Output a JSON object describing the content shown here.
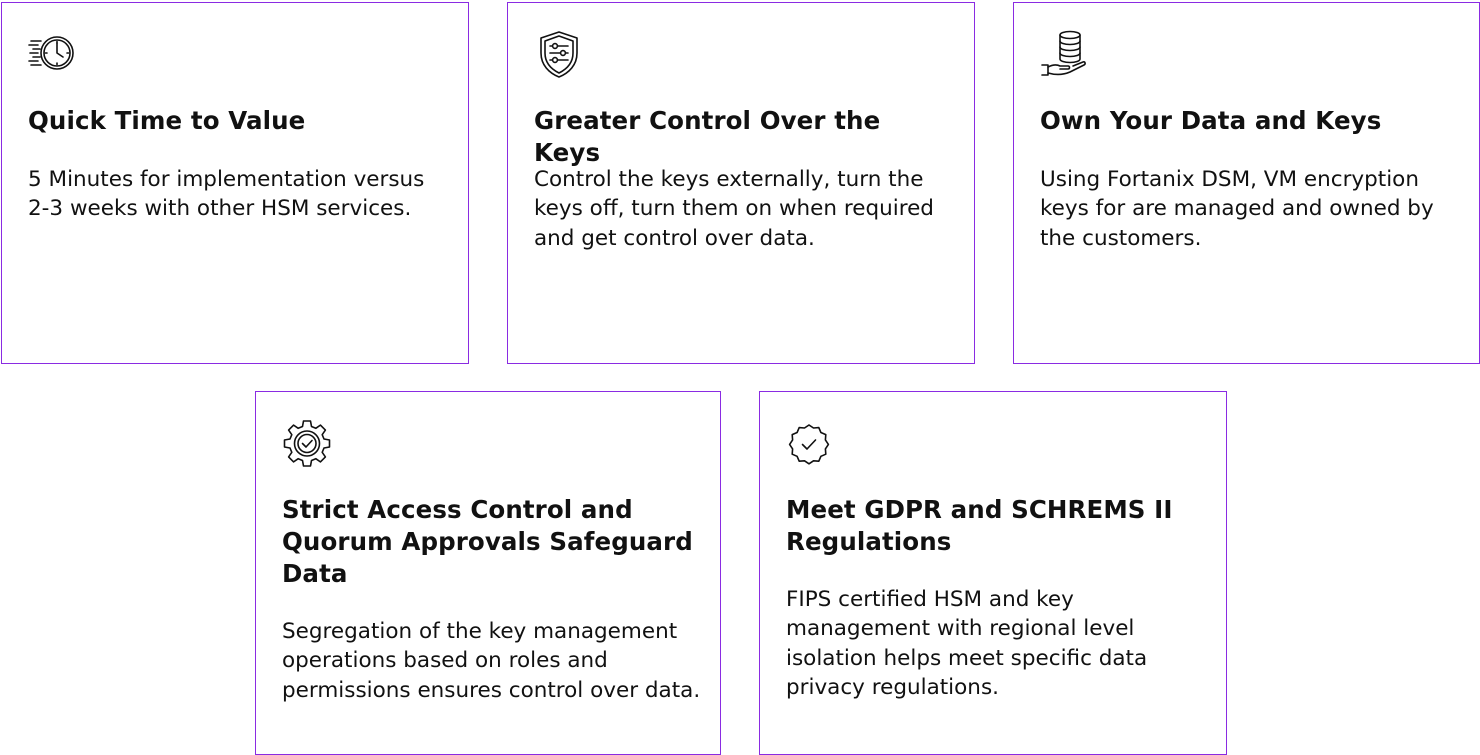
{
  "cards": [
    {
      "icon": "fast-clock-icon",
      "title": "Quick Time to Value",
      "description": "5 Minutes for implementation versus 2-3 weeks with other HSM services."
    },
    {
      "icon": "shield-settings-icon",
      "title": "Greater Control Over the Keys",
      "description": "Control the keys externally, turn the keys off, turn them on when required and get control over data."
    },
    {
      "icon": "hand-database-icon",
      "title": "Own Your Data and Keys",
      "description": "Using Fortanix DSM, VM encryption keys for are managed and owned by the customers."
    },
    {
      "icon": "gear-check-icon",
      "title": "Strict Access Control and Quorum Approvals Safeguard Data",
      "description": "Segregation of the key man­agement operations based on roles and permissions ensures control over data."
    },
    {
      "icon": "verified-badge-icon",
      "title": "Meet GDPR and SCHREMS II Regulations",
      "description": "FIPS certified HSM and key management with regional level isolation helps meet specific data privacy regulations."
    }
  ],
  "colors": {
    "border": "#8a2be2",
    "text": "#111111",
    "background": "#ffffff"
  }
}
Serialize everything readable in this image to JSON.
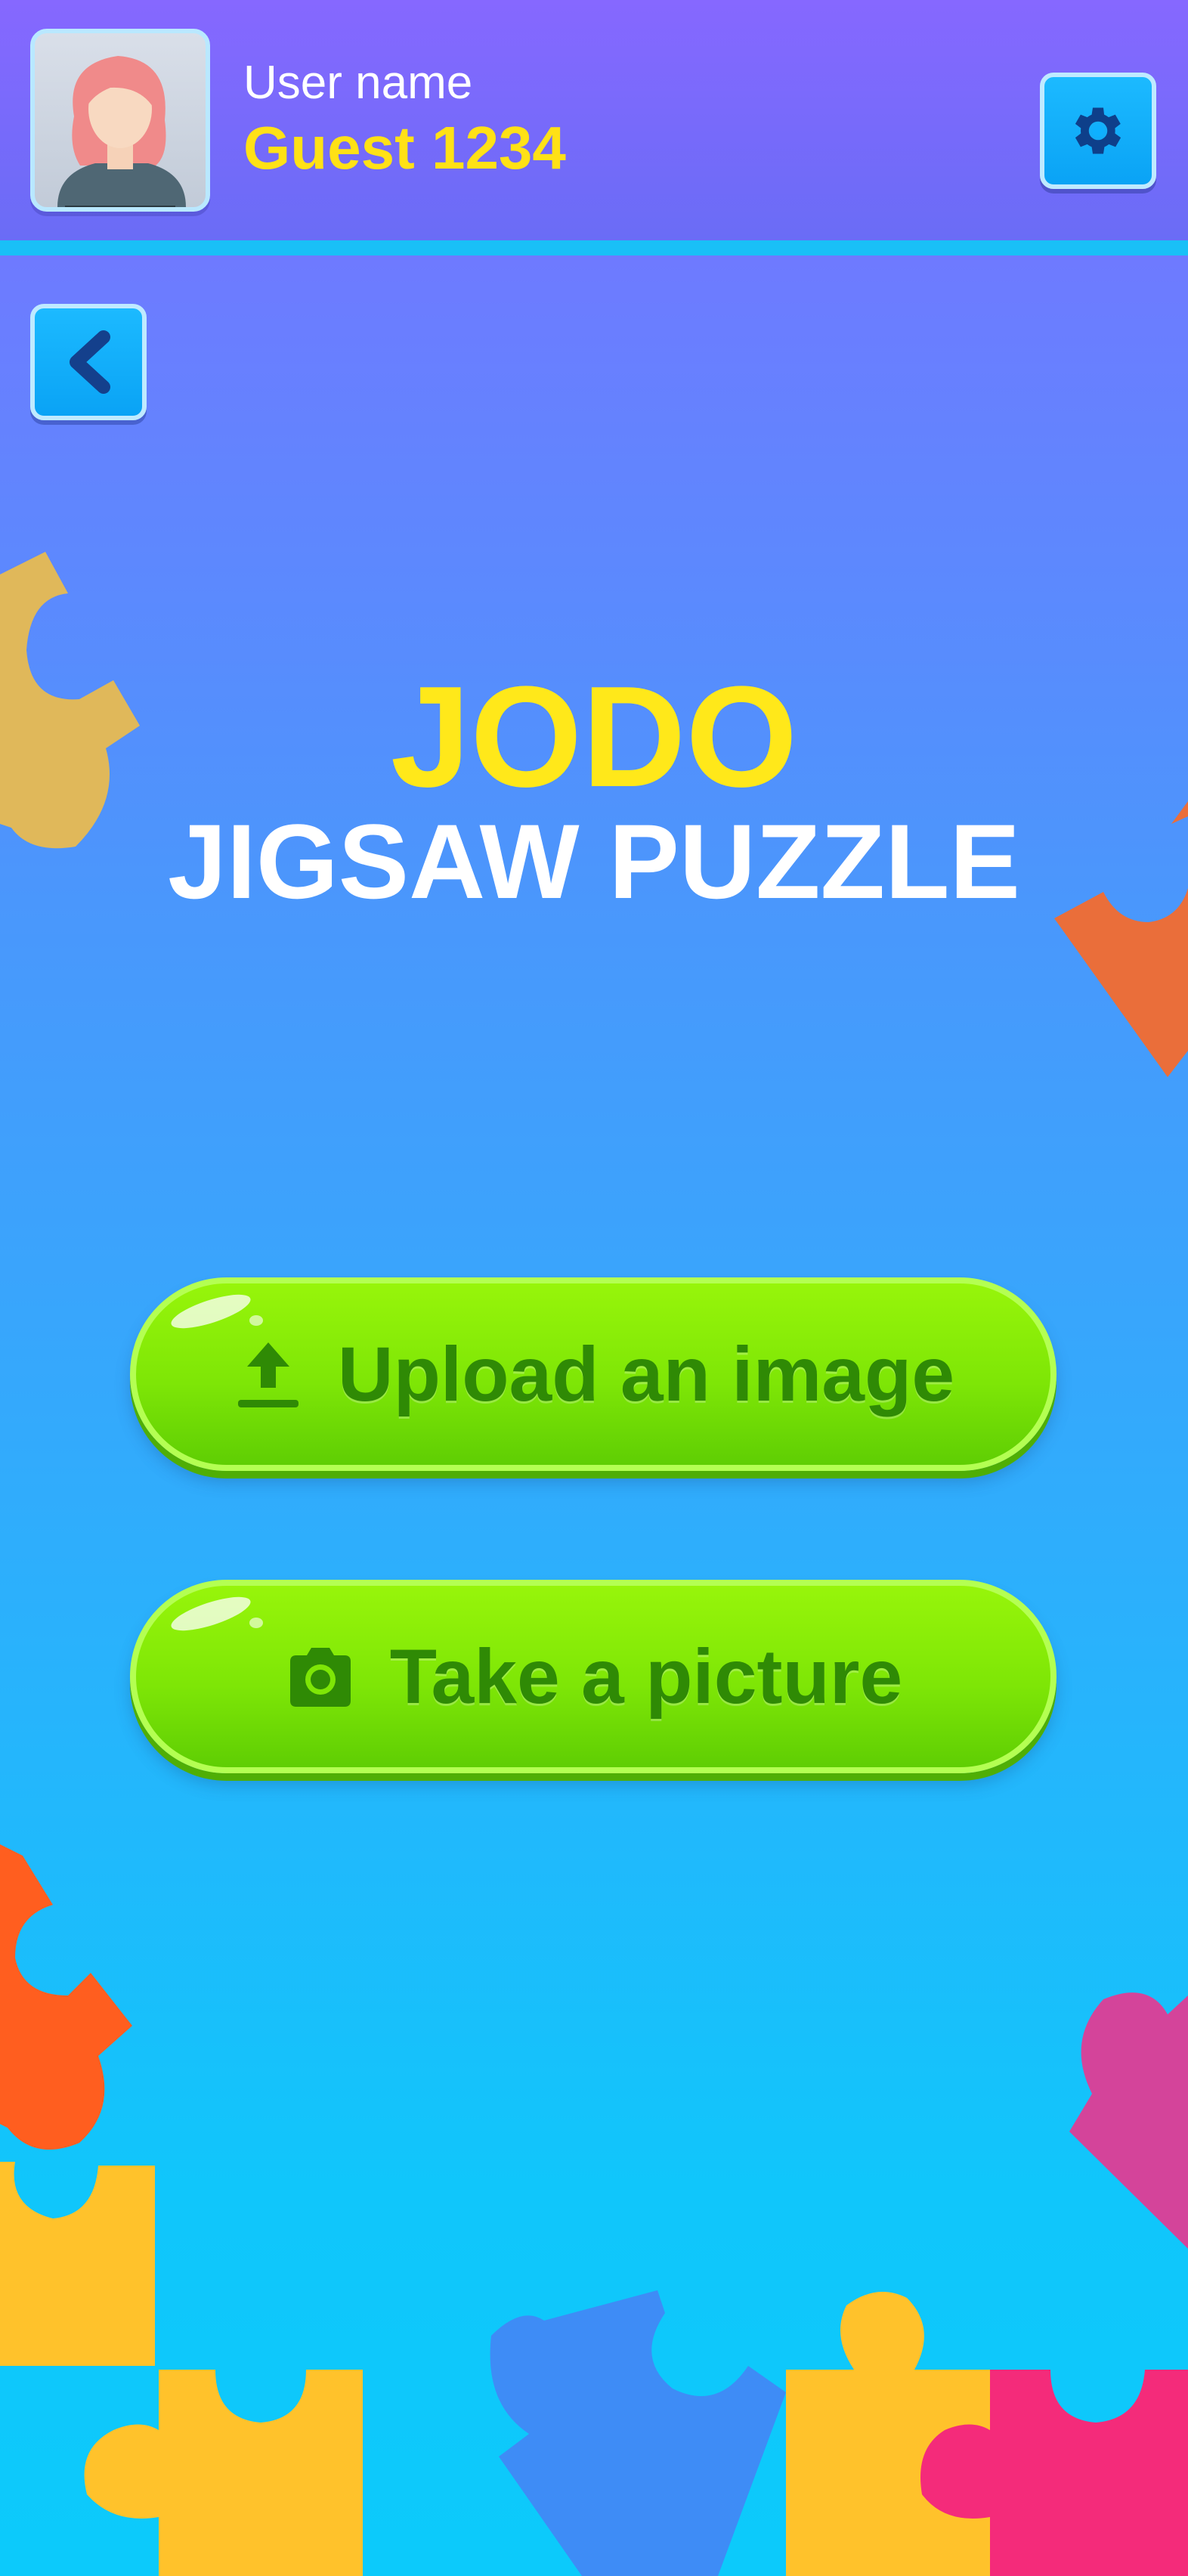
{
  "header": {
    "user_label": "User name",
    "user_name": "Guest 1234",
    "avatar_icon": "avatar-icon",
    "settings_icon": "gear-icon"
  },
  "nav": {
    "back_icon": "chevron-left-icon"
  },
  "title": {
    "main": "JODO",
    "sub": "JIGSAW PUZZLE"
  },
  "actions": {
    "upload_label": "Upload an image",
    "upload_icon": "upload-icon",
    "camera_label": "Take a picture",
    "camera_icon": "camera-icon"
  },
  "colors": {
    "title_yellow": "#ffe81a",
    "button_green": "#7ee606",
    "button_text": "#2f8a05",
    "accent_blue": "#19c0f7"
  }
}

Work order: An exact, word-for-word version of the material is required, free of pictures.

Result:
Output a JSON object describing the content shown here.
{
  "cards": [
    {
      "icon": "fast-clock-icon",
      "title": "Quick Time to Value",
      "description": "5 Minutes for implementation versus 2-3 weeks with other HSM services."
    },
    {
      "icon": "shield-settings-icon",
      "title": "Greater Control Over the Keys",
      "description": "Control the keys externally, turn the keys off, turn them on when required and get control over data."
    },
    {
      "icon": "hand-database-icon",
      "title": "Own Your Data and Keys",
      "description": "Using Fortanix DSM, VM encryption keys for are managed and owned by the customers."
    },
    {
      "icon": "gear-check-icon",
      "title": "Strict Access Control and Quorum Approvals Safeguard Data",
      "description": "Segregation of the key man­agement operations based on roles and permissions ensures control over data."
    },
    {
      "icon": "verified-badge-icon",
      "title": "Meet GDPR and SCHREMS II Regulations",
      "description": "FIPS certified HSM and key management with regional level isolation helps meet specific data privacy regulations."
    }
  ],
  "colors": {
    "border": "#8a2be2",
    "text": "#111111",
    "background": "#ffffff"
  }
}
Serialize everything readable in this image to JSON.
{
  "header": {
    "user_label": "User name",
    "user_name": "Guest 1234",
    "avatar_icon": "avatar-icon",
    "settings_icon": "gear-icon"
  },
  "nav": {
    "back_icon": "chevron-left-icon"
  },
  "title": {
    "main": "JODO",
    "sub": "JIGSAW PUZZLE"
  },
  "actions": {
    "upload_label": "Upload an image",
    "upload_icon": "upload-icon",
    "camera_label": "Take a picture",
    "camera_icon": "camera-icon"
  },
  "colors": {
    "title_yellow": "#ffe81a",
    "button_green": "#7ee606",
    "button_text": "#2f8a05",
    "accent_blue": "#19c0f7"
  }
}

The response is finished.